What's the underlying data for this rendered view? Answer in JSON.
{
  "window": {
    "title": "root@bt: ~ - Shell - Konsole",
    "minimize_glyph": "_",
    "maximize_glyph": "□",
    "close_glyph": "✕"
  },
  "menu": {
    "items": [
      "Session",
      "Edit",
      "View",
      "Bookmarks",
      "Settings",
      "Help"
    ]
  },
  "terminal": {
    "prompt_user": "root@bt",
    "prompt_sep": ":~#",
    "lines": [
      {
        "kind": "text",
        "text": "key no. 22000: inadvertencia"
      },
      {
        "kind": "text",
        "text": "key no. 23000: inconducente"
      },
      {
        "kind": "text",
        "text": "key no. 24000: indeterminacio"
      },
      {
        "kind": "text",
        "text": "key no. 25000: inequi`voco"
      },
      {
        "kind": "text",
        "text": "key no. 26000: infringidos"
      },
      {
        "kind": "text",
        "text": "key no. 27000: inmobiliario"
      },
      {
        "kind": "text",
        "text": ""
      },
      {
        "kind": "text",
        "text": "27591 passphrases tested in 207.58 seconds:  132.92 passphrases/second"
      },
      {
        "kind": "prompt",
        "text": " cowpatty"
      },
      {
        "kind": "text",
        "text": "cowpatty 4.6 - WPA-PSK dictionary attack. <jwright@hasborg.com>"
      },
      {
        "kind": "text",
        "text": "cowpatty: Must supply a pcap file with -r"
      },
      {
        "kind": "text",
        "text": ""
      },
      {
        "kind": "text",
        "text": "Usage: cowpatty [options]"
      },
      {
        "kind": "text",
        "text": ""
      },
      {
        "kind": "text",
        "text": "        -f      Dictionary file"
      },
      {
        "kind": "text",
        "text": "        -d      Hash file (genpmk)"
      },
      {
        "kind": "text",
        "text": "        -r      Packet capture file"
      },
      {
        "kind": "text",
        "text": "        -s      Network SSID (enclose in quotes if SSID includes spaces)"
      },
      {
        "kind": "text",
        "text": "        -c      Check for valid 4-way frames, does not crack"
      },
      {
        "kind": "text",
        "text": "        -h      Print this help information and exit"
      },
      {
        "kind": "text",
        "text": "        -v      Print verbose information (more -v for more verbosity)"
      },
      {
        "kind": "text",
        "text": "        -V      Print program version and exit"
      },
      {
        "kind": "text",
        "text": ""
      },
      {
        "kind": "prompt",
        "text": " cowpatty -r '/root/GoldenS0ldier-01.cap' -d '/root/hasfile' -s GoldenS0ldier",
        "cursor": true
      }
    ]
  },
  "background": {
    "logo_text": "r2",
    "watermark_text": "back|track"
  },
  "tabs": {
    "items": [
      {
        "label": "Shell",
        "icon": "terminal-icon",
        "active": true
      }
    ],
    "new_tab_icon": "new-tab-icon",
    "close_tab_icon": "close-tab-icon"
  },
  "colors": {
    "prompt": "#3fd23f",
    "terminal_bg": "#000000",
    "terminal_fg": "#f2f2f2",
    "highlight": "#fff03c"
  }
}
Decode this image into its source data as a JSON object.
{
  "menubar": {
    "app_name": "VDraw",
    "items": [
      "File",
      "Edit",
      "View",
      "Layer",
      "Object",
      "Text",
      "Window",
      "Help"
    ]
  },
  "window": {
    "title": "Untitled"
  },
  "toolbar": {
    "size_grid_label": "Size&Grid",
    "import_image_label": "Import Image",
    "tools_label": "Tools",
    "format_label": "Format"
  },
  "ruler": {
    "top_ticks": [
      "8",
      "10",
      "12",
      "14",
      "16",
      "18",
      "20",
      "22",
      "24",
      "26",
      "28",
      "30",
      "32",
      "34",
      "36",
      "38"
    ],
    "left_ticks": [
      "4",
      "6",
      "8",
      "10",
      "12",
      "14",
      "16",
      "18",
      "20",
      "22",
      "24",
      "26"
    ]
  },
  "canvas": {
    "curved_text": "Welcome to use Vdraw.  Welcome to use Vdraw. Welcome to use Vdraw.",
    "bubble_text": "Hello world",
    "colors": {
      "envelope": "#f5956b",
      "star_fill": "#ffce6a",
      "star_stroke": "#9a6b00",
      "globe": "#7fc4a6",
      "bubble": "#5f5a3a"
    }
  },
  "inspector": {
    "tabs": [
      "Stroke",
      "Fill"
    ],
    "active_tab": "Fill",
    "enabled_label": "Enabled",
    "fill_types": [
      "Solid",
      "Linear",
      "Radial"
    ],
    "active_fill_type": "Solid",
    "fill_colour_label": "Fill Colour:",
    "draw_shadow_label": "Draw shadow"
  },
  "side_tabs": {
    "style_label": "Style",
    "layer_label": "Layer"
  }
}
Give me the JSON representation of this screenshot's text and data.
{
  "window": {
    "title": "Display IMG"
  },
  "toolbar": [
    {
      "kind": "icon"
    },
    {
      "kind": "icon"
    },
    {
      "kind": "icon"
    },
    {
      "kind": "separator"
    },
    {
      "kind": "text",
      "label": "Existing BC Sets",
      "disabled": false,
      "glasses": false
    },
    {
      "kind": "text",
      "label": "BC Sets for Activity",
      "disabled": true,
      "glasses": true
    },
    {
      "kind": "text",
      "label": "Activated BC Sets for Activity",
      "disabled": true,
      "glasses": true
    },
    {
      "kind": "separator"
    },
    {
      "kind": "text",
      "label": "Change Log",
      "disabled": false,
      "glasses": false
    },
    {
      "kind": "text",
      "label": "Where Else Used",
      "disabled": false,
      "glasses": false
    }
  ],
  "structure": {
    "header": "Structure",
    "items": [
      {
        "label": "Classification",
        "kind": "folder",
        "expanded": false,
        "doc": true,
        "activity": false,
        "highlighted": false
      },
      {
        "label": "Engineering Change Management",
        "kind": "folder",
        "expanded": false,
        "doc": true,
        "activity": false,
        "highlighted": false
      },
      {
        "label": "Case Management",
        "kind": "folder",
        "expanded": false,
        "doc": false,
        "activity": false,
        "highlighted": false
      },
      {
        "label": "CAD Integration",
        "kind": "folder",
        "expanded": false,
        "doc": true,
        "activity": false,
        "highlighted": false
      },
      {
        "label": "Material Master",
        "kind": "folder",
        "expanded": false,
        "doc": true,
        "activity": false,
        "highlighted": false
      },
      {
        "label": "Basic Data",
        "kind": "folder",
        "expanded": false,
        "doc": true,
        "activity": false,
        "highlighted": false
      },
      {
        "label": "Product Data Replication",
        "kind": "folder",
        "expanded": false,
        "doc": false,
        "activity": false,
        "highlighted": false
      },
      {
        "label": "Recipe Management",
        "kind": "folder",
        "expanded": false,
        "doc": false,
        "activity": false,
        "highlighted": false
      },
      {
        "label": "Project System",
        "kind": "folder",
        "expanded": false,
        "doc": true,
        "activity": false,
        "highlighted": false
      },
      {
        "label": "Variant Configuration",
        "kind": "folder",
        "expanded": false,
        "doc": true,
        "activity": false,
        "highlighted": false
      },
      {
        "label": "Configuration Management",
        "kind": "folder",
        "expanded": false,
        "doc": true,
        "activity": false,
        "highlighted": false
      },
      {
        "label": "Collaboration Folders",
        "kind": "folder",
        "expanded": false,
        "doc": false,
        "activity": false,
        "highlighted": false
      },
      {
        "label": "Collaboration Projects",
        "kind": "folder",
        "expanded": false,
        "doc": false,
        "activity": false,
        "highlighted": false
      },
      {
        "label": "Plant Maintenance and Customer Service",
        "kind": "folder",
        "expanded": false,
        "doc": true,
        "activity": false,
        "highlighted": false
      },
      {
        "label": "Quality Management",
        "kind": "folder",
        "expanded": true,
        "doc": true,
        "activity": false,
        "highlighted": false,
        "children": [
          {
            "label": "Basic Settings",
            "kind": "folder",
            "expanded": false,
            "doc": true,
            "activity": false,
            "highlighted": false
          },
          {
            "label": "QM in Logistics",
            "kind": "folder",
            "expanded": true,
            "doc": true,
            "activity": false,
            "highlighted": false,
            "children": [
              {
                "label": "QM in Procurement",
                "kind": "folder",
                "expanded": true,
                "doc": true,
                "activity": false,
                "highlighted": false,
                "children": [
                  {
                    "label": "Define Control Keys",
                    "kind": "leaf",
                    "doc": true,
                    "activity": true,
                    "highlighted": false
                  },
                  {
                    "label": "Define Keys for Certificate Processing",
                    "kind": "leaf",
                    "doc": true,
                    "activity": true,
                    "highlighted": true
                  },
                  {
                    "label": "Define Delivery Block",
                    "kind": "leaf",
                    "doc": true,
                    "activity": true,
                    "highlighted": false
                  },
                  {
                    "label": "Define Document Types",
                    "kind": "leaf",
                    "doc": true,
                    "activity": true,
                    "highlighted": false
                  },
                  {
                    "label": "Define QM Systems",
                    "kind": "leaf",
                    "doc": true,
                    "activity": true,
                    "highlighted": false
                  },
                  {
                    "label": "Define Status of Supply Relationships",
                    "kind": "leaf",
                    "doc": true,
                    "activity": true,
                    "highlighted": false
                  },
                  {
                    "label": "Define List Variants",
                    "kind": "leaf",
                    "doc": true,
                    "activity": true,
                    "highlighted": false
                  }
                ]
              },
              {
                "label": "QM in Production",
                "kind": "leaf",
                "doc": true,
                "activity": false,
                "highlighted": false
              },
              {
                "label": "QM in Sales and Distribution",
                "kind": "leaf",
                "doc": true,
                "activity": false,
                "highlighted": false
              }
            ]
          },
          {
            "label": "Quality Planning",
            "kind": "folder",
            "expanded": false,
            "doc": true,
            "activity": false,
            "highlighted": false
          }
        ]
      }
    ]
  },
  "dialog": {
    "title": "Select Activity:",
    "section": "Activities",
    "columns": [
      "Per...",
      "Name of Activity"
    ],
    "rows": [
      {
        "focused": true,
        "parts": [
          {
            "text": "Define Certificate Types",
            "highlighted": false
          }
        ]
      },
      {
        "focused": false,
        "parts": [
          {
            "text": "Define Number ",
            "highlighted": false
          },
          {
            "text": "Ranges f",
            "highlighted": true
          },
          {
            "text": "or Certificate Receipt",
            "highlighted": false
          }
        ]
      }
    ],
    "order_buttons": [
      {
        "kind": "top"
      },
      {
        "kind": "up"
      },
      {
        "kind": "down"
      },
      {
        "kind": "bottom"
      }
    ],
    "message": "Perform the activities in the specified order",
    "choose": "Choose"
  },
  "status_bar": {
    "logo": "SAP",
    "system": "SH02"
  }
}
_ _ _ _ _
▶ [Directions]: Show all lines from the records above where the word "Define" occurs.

▶ [Exercise output]:
                    "label": "Define Control Keys",
                    "label": "Define Keys for Certificate Processing",
                    "label": "Define Delivery Block",
                    "label": "Define Document Types",
                    "label": "Define QM Systems",
                    "label": "Define Status of Supply Relationships",
                    "label": "Define List Variants",
            "text": "Define Certificate Types",
            "text": "Define Number ",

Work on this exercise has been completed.